“When I got here in 1999, I was a single guy with a dog and a cat,” he recalled. “It’s a great place to be – I love this University, the people of El Paso and Juárez, my family, church, colleagues and of course, the students.”
According to Posthuma, UTEP is also an amazing place to conduct research.
“Being a part of the UT System gives us a huge advantage to do high-level research with a wide variety of databases and resources to draw from,” Posthuma said.
His research has largely been compiled through international comparative studies, field research in organizations and surveys with employers and employees.
He focuses on three elements of “high performance work practices” needed to make a workplace more profitable and effective: staffing, or how a company hires, trains and deploys staff to the positions they should fill; compensation, because fair incentive compensation produces happy employees and positive results; and justice, because employees who are treated fairly are more likely to go above and beyond, and have higher morale and effectiveness.
Although all three elements are equally important, and are not the only high-performance work practices a company can implement, one of the most beneficial is justice in the workplace, according to Posthuma.
“When employees are treated fairly, several good things happen: they are less likely to quit, more likely to exceed expectations in the level and quality of their work, less likely to complain or file lawsuits against an employer, and, best of all, they are more creative and come up with new innovations. It’s a win-win,” he said.
Posthuma points out that of the three elements he studies, justice is one that costs an employer almost nothing.
“Justice is part of good leadership,” he said. “Supervisors need to be able to say ‘I’m sorry, I made a mistake, forgive me.’”
Posthuma says these high-performance practices can be applied across the board in any country, with adjustments made for cultural differences.
“People are people and want to be treated fairly and paid a fair wage. They are similar in every country, but in this research we also study the differences,” he said.
Some of those differences are profiled in the highly sought-after publication that Posthuma edits, the International Journal of Conflict Management: Conflict Management in the Middle East. The publisher, Emerald Group Publishing Ltd., reports that the journal is a hot commodity in Israel.
In his research, Posthuma applies a philosophy that springs from his years of success as an attorney and human resources professional.
“The ‘Golden Rule of Research’ is: if you’re involving human beings in your research, treat them with fairness and respect – and publish something that will actually help others,” he said.
Monica Puga, human resources manager for the El Paso Fire Department and a former graduate student of Posthuma’s, has been positively impacted by the professor and his research theories, both academically and professionally.

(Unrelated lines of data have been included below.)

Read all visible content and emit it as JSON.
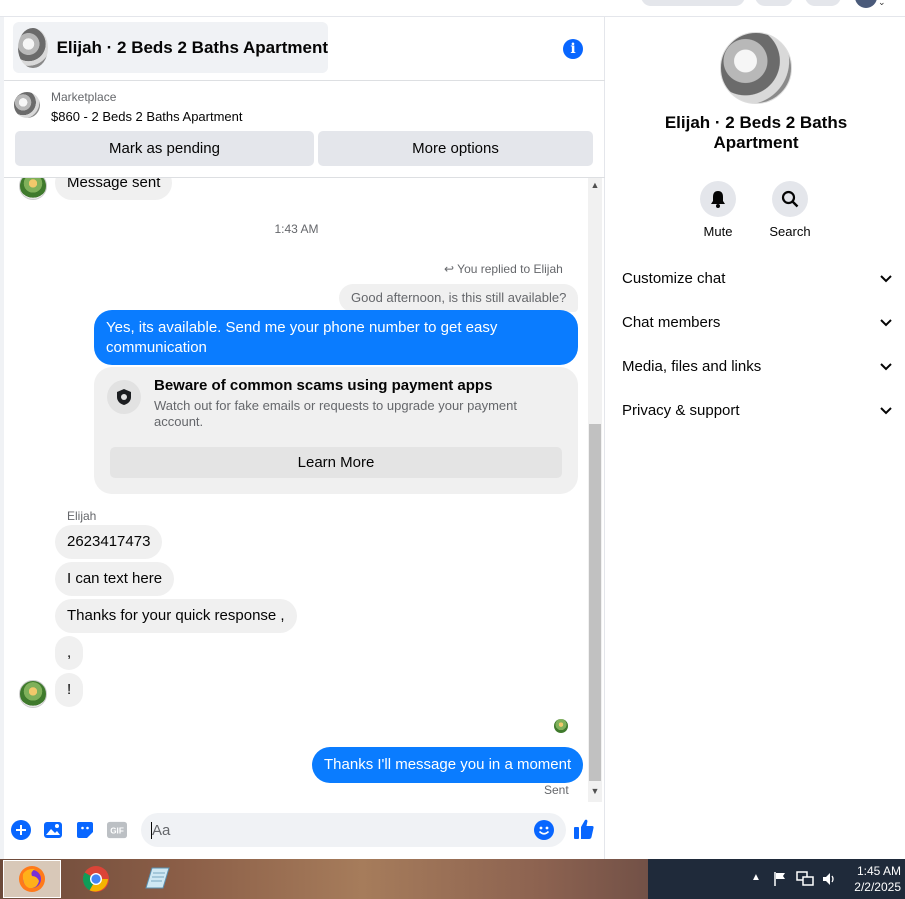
{
  "chat": {
    "title": "Elijah · 2 Beds 2 Baths Apartment",
    "info_icon": "info-icon"
  },
  "marketplace": {
    "label": "Marketplace",
    "listing": "$860 - 2 Beds 2 Baths Apartment",
    "mark_pending": "Mark as pending",
    "more_options": "More options"
  },
  "messages": {
    "partial_top": "Message sent",
    "time_separator": "1:43 AM",
    "replied_to": "You replied to Elijah",
    "quoted_text": "Good afternoon, is this still available?",
    "reply": "Yes, its available. Send me your phone number to get easy communication",
    "scam_title": "Beware of common scams using payment apps",
    "scam_text": "Watch out for fake emails or requests to upgrade your payment account.",
    "learn_more": "Learn More",
    "sender": "Elijah",
    "incoming": [
      "2623417473",
      "I can text here",
      "Thanks for your quick response ,",
      ",",
      "!"
    ],
    "outgoing_last": "Thanks I'll message you in a moment",
    "status": "Sent"
  },
  "composer": {
    "placeholder": "Aa"
  },
  "side": {
    "title": "Elijah · 2 Beds 2 Baths Apartment",
    "mute": "Mute",
    "search": "Search",
    "sections": [
      "Customize chat",
      "Chat members",
      "Media, files and links",
      "Privacy & support"
    ]
  },
  "taskbar": {
    "time": "1:45 AM",
    "date": "2/2/2025"
  },
  "colors": {
    "accent": "#0a7cff",
    "brand_blue": "#0866ff"
  }
}
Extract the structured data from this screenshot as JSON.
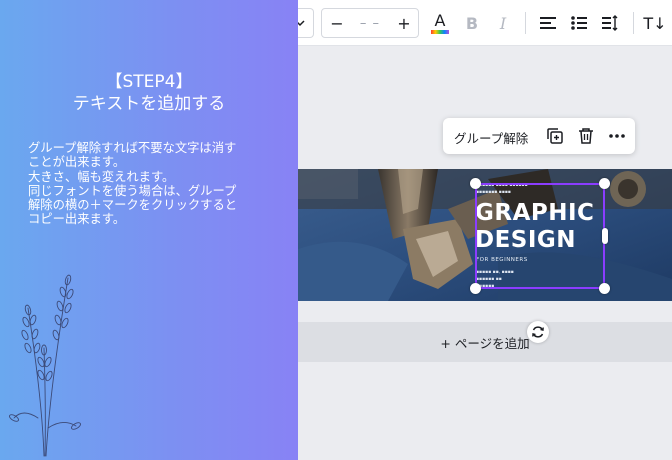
{
  "toolbar": {
    "minus_label": "−",
    "size_value": "– –",
    "plus_label": "+",
    "text_color_icon": "text-color-icon",
    "bold_label": "B",
    "italic_label": "I",
    "text_size_label": "T↓"
  },
  "tutorial": {
    "step_title": "【STEP4】",
    "step_subtitle": "テキストを追加する",
    "lines": [
      "グループ解除すれば不要な文字は消す",
      "ことが出来ます。",
      "大きさ、幅も変えれます。",
      "同じフォントを使う場合は、グループ",
      "解除の横の＋マークをクリックすると",
      "コピー出来ます。"
    ]
  },
  "context_menu": {
    "ungroup_label": "グループ解除",
    "icons": [
      "duplicate-icon",
      "trash-icon",
      "more-icon"
    ]
  },
  "design": {
    "title_line1": "GRAPHIC",
    "title_line2": "DESIGN",
    "subtitle": "FOR BEGINNERS"
  },
  "add_page": {
    "label": "+ ページを追加"
  },
  "colors": {
    "panel_start": "#6aa8ef",
    "panel_end": "#8882f5",
    "selection": "#8b3dff",
    "add_page_bg": "#dcdee3"
  }
}
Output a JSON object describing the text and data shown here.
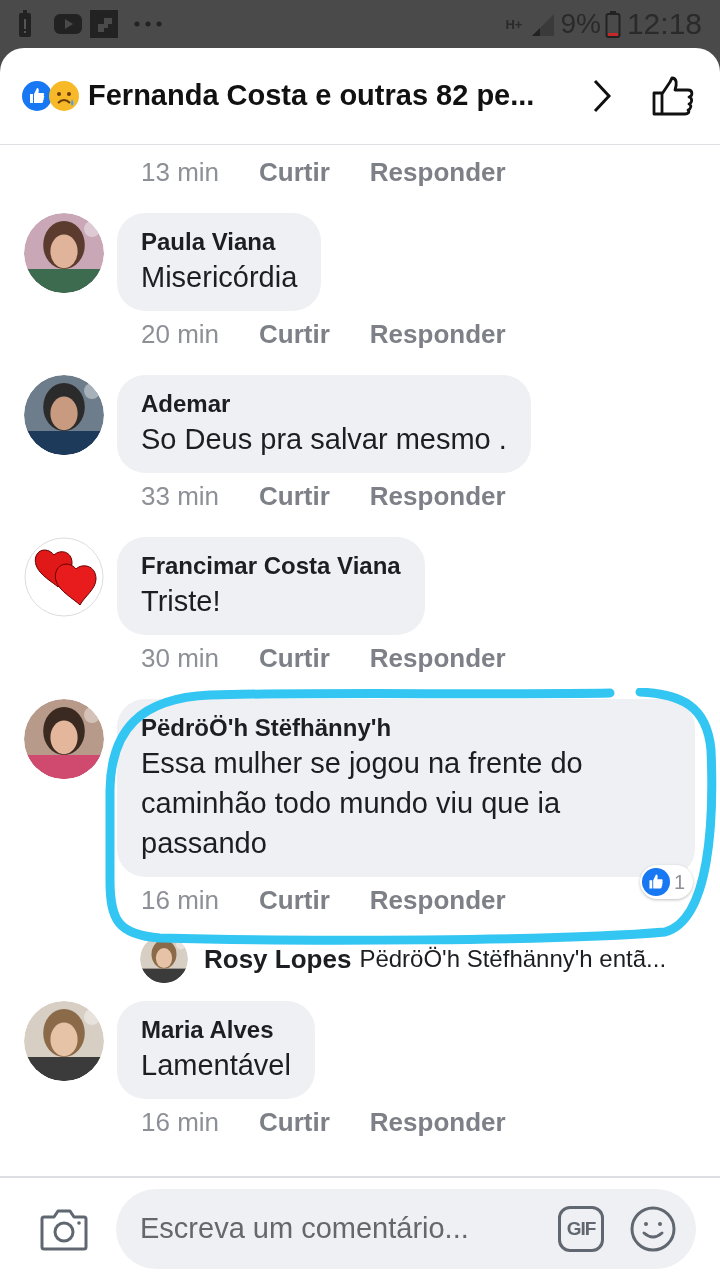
{
  "status_bar": {
    "network": "H+",
    "battery": "9%",
    "time": "12:18"
  },
  "header": {
    "title": "Fernanda Costa e outras 82 pe..."
  },
  "comments": [
    {
      "kind": "partial",
      "time": "13 min",
      "like": "Curtir",
      "reply": "Responder"
    },
    {
      "kind": "comment",
      "name": "Paula Viana",
      "text": "Misericórdia",
      "time": "20 min",
      "like": "Curtir",
      "reply": "Responder"
    },
    {
      "kind": "comment",
      "name": "Ademar",
      "text": "So Deus pra salvar mesmo .",
      "time": "33 min",
      "like": "Curtir",
      "reply": "Responder"
    },
    {
      "kind": "comment",
      "avatar": {
        "kind": "hearts"
      },
      "name": "Francimar Costa Viana",
      "text": "Triste!",
      "time": "30 min",
      "like": "Curtir",
      "reply": "Responder"
    },
    {
      "kind": "comment",
      "name": "PëdröÖ'h Stëfhänny'h",
      "text": "Essa mulher se jogou na frente do caminhão todo mundo viu que ia passando",
      "time": "16 min",
      "like": "Curtir",
      "reply": "Responder",
      "reaction_count": "1",
      "highlighted": true,
      "reply_preview": {
        "name": "Rosy Lopes",
        "text": "PëdröÖ'h Stëfhänny'h entã..."
      }
    },
    {
      "kind": "comment",
      "name": "Maria Alves",
      "text": "Lamentável",
      "time": "16 min",
      "like": "Curtir",
      "reply": "Responder"
    }
  ],
  "composer": {
    "placeholder": "Escreva um comentário...",
    "gif_label": "GIF"
  }
}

“Dr. Posthuma is more than an excellent teacher and researcher. He is a mentor who develops and prepares students to succeed in the real world,” Puga said. “He doesn’t abandon his students once they graduate, but has encouraged me many times to apply his human resources theories, with great success.”
The experience of being downsized does not have to be devastating, but Posthuma said employers are not always wise in carrying out what has to be done. He recalled an example of the “total opposite” of a high performance practice, when a large company decided to inform employees not to come back on Monday by sending text messages to their phones at the end of the business day on Friday.
“When negative things must happen, how you do them matters – especially to the employees,” he said.
Posthuma’s “Golden Rule” spills over into his teaching at UTEP, where he regularly integrates his research into his teaching curriculum.
Posthuma is also involved in campus life as the faculty adviser of the Baptist Student Ministry, and academic adviser for the Center for Multicultural Management and Ethics, a program in development.
“Professor Posthuma is a professor who is fully committed to his research, his students, and our college,” said College of Business Administration Dean Robert Nachtmann, D.B.A. “I cannot think of one major change in the life of our college that Professor Posthuma has not willingly and completely committed his time and his competence to make a success.”
Through the classroom and research projects, Posthuma’s guidance offers UTEP students the opportunity to break into a higher level of academics. He says that involving students in research is part of what makes UTEP a “make-a-difference school.”
“There’s a big world out there that matters to these students and to my own children as well – they are the future, and I want to give something back to them,” he said. “I want to teach them there are ethical ways to run a business or government.”